The real trouble is the dreams.
On my wall is a poster from a friend’s show from September 21, the first day of the Fall, when I asked her to marry me and she said yes. It was raining. I had us on the guest list but the friend’s band was blowing up and Havemeyer Park was at or above capacity. I eventually convinced someone at the gate that I was a reporter and we got in and I moshed and the skies opened up and the show was over and we went and had dinner and I proposed in a shuttered doorway with no ring, very drunk, and upon asking for a random passerby’s blessing. She said yes, though. And then I asked her what kind of stones she liked and she said sapphire, and then I don’t know, maybe we went to her place or maybe we went to mine. We probably fucked. I woke up the next morning hungover and happy.
But shit happens.
Shit happens and eventually one day after you realize that it has, and she has said, “I love you” as she walks out the door, and you’ve said, “Don’t say that,” that might be it. Or you might watch her from your window with tears streaming down your face as she walks away from your apartment building forever. That might happen; that might be it. And you might get a serious case of the Fuck Its after that. But you might have to keep going anyway.
On my wall is a painting by the first woman I thought I was going to marry. On my wall is an elk antler, a gift from another one. I am a serial hopeless romantic with vague ambitions to settle down. Eventually I’ve become friends with all of my exes. My therapist doesn’t know why I bother. I say, “If I’ve spent that much time with a person, I think it’s worth preserving the relationship.”
He kind of smiles at this.

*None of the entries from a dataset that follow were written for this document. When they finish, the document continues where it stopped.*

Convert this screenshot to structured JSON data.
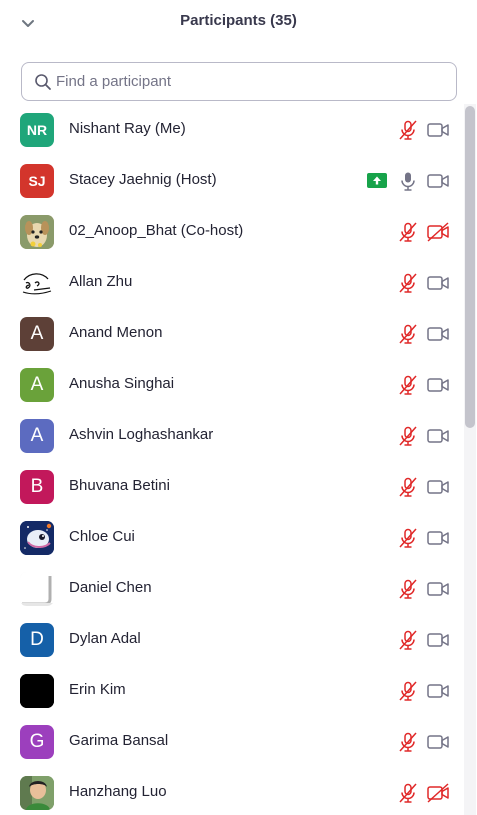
{
  "panel": {
    "title": "Participants (35)",
    "collapse_icon": "chevron-down-icon"
  },
  "search": {
    "placeholder": "Find a participant",
    "value": ""
  },
  "colors": {
    "muted_red": "#e02828",
    "icon_gray": "#747487",
    "share_green": "#17a34a"
  },
  "participants": [
    {
      "name": "Nishant Ray (Me)",
      "initials": "NR",
      "avatar_color": "#1fa67a",
      "avatar_kind": "initials",
      "mic": "muted",
      "video": "on"
    },
    {
      "name": "Stacey Jaehnig (Host)",
      "initials": "SJ",
      "avatar_color": "#d3352c",
      "avatar_kind": "initials",
      "mic": "unmuted",
      "video": "on",
      "sharing": true
    },
    {
      "name": "02_Anoop_Bhat (Co-host)",
      "initials": "",
      "avatar_color": "#b9a57a",
      "avatar_kind": "photo-dog",
      "mic": "muted",
      "video": "off"
    },
    {
      "name": "Allan Zhu",
      "initials": "",
      "avatar_color": "#ffffff",
      "avatar_kind": "sketch",
      "mic": "muted",
      "video": "on"
    },
    {
      "name": "Anand Menon",
      "initials": "A",
      "avatar_color": "#5d4037",
      "avatar_kind": "initials",
      "mic": "muted",
      "video": "on"
    },
    {
      "name": "Anusha Singhai",
      "initials": "A",
      "avatar_color": "#6aa23a",
      "avatar_kind": "initials",
      "mic": "muted",
      "video": "on"
    },
    {
      "name": "Ashvin Loghashankar",
      "initials": "A",
      "avatar_color": "#5c6bc0",
      "avatar_kind": "initials",
      "mic": "muted",
      "video": "on"
    },
    {
      "name": "Bhuvana Betini",
      "initials": "B",
      "avatar_color": "#c2185b",
      "avatar_kind": "initials",
      "mic": "muted",
      "video": "on"
    },
    {
      "name": "Chloe Cui",
      "initials": "",
      "avatar_color": "#1a3a7a",
      "avatar_kind": "photo-space",
      "mic": "muted",
      "video": "on"
    },
    {
      "name": "Daniel Chen",
      "initials": "",
      "avatar_color": "#f2f2f2",
      "avatar_kind": "photo-blank",
      "mic": "muted",
      "video": "on"
    },
    {
      "name": "Dylan Adal",
      "initials": "D",
      "avatar_color": "#1560a8",
      "avatar_kind": "initials",
      "mic": "muted",
      "video": "on"
    },
    {
      "name": "Erin Kim",
      "initials": "",
      "avatar_color": "#000000",
      "avatar_kind": "photo-black",
      "mic": "muted",
      "video": "on"
    },
    {
      "name": "Garima Bansal",
      "initials": "G",
      "avatar_color": "#9c3fbd",
      "avatar_kind": "initials",
      "mic": "muted",
      "video": "on"
    },
    {
      "name": "Hanzhang Luo",
      "initials": "",
      "avatar_color": "#6e8f5a",
      "avatar_kind": "photo-person",
      "mic": "muted",
      "video": "off"
    }
  ]
}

One day a couple of weeks after she’s walked out on you, when you’re feeling better even though you’re feeling worse, you might go out with some colleagues after work and see her at a bar that maybe she introduced you to, and maybe Jesus Christ a bit as she leaves, just mouth agape, like, “How? How did this happen?” Maybe that will ruin your evening. And then maybe you’ll go travel for the better part of a month because your job is a fucking free-for-all and you just can. And maybe during that month you’ll fuck random women and tell someone else you love her and basically act out and do everything in your capacity to escape. And maybe you won’t know what you’re escaping. In all likelihood, you’ll acknowledge from the get-go that you’re not escaping anything, and that the task you’ve assigned yourself is simply a doomed attempt to forget. What you won’t necessarily realize before you go is that airports are terrible places to forget — that they’re memory machines for the depressed and discombobulated, reminders that no matter how far you’ve come, you still have to go home and face the music eventually.
And what you won’t necessarily realize is that your dreams will get in the way, anyway.

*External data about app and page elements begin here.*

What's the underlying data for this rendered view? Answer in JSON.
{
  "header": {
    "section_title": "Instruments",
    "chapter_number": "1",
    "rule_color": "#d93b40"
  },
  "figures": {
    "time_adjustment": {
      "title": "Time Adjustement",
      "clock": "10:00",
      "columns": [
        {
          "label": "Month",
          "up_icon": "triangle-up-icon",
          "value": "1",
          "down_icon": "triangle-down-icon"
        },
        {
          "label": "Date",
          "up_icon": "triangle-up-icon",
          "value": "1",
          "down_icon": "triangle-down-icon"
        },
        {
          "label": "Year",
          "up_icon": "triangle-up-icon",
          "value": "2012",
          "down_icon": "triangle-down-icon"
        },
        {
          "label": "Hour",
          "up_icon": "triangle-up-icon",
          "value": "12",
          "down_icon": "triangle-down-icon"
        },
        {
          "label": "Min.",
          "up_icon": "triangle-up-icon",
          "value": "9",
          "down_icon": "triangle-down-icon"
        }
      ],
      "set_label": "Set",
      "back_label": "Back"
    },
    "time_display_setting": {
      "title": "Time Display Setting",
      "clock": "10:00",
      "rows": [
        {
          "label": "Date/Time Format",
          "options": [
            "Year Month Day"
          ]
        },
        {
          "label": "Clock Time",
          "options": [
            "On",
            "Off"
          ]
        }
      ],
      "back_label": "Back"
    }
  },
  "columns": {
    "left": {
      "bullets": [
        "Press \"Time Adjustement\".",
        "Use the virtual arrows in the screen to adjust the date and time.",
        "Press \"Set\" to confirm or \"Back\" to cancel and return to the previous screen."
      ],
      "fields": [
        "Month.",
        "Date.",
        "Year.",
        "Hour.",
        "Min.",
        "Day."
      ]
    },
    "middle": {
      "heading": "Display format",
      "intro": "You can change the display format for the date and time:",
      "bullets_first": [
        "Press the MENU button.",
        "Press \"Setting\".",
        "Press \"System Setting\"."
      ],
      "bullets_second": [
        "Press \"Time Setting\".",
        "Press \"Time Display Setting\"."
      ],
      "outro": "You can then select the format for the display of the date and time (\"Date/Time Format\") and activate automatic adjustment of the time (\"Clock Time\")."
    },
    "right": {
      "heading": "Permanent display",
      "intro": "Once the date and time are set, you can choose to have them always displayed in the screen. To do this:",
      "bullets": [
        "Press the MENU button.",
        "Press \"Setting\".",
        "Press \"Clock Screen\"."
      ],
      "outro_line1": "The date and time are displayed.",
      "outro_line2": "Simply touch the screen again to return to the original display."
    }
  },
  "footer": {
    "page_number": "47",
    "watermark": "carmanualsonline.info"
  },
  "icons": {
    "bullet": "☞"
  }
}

When my father died, I dreamt about his life for months and months and months. In these dreams I always, subconsciously, understood that he was still burned and scattered, but he would tell me things, things that gave me hope, things that reminded me of who I was, who he was, what it meant to have lineage, life, meaning as we all slowly burn.

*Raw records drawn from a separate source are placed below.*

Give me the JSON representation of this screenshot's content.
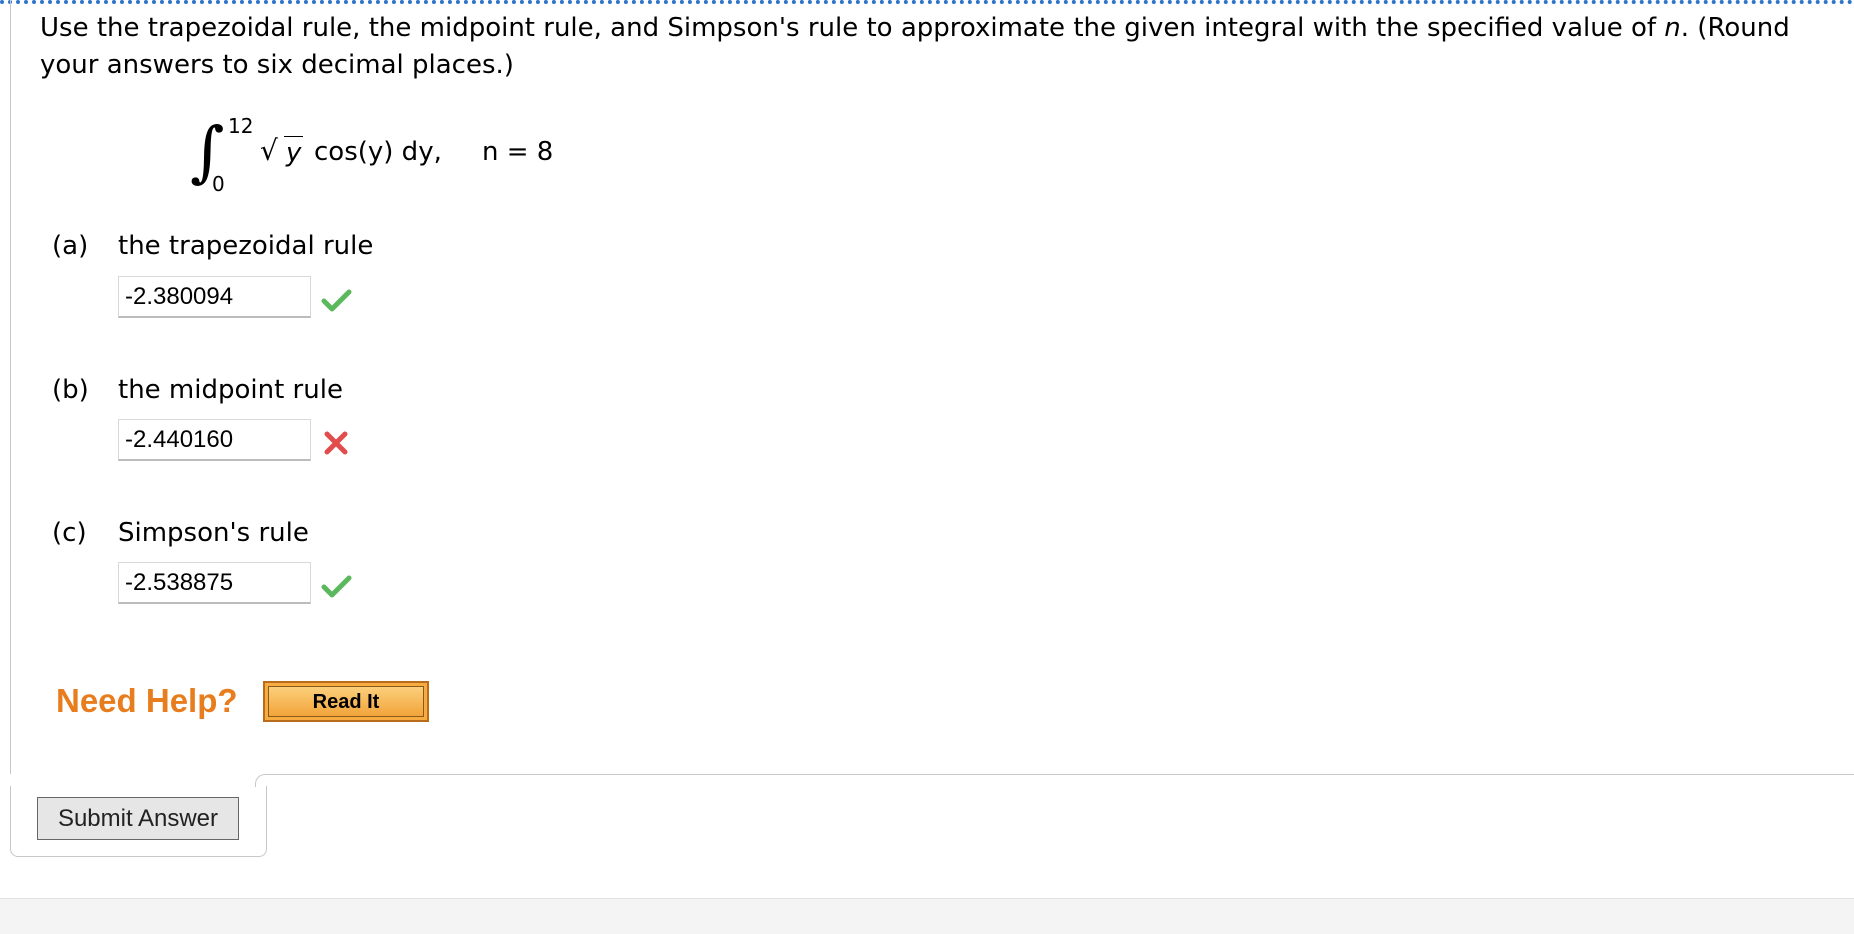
{
  "question": {
    "text_before_n": "Use the trapezoidal rule, the midpoint rule, and Simpson's rule to approximate the given integral with the specified value of ",
    "n_var": "n",
    "text_after_n": ". (Round your answers to six decimal places.)"
  },
  "integral": {
    "upper_limit": "12",
    "lower_limit": "0",
    "radicand": "y",
    "integrand_rest": "cos(y) dy,",
    "n_label": "n = 8"
  },
  "parts": [
    {
      "letter": "(a)",
      "label": "the trapezoidal rule",
      "value": "-2.380094",
      "status": "correct"
    },
    {
      "letter": "(b)",
      "label": "the midpoint rule",
      "value": "-2.440160",
      "status": "incorrect"
    },
    {
      "letter": "(c)",
      "label": "Simpson's rule",
      "value": "-2.538875",
      "status": "correct"
    }
  ],
  "help": {
    "need_help_label": "Need Help?",
    "read_it_label": "Read It"
  },
  "submit_label": "Submit Answer",
  "colors": {
    "correct": "#5cb85c",
    "incorrect": "#e24c4c",
    "need_help": "#e87d1e",
    "dotted_border": "#2f74c9"
  }
}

He told me to quit smoking. I haven’t quit smoking. And as time passed, he stopped appearing altogether. I used to call his cell phone to hear his voice mail message. The last time I tried, it was disconnected. That’s why it was the last time.
Francesca and I sat on a patio on her birthday in September and cried about our dead parents. It was something that brought us together, in a way. Her mother died a few days before 9/11. Until you’ve seen a parent die, you cannot possibly understand the weight and weightlessness of the event. Rudderless and heavy, swimming with barbells. We knew that together. It was both what made us work and what drove us apart. Because broken people cannot hold one another up, no matter how much they can relate. And there is no doubt that we were both broken. We met each other at a bar when I was sober. We met each other again six months later at a bar when I was sober. And then I stopped being sober. And then we fell in love. And there’s no way you can fall in love with a son of a bitch like me unless you are broken.
But there are the dreams, and even if they’re fewer and further between now, they still come at me like jellyfish, stinging just when I feel like I have enough air to float. Because all of a sudden there she is, or there we are, eating burritos and touching one another’s thighs, flirting in the candlelight. And then I wake up to New York or Denver or Portland or Vancouver or Omaha, and maybe there’s someone who I don’t particularly care about next to me, or maybe (more likely) I’m alone and trying to remember where I am and what the point is if all you get in the end is oblivion anyway.
The dreams will go away. If there’s anything my father taught me, it’s that. But it’s also that you don’t have a choice about whether you want them to or not. You don’t get to decide with grief. All you get to do is choose what to think about. And one day, you’ll decide that even if it’s never over, it is for now.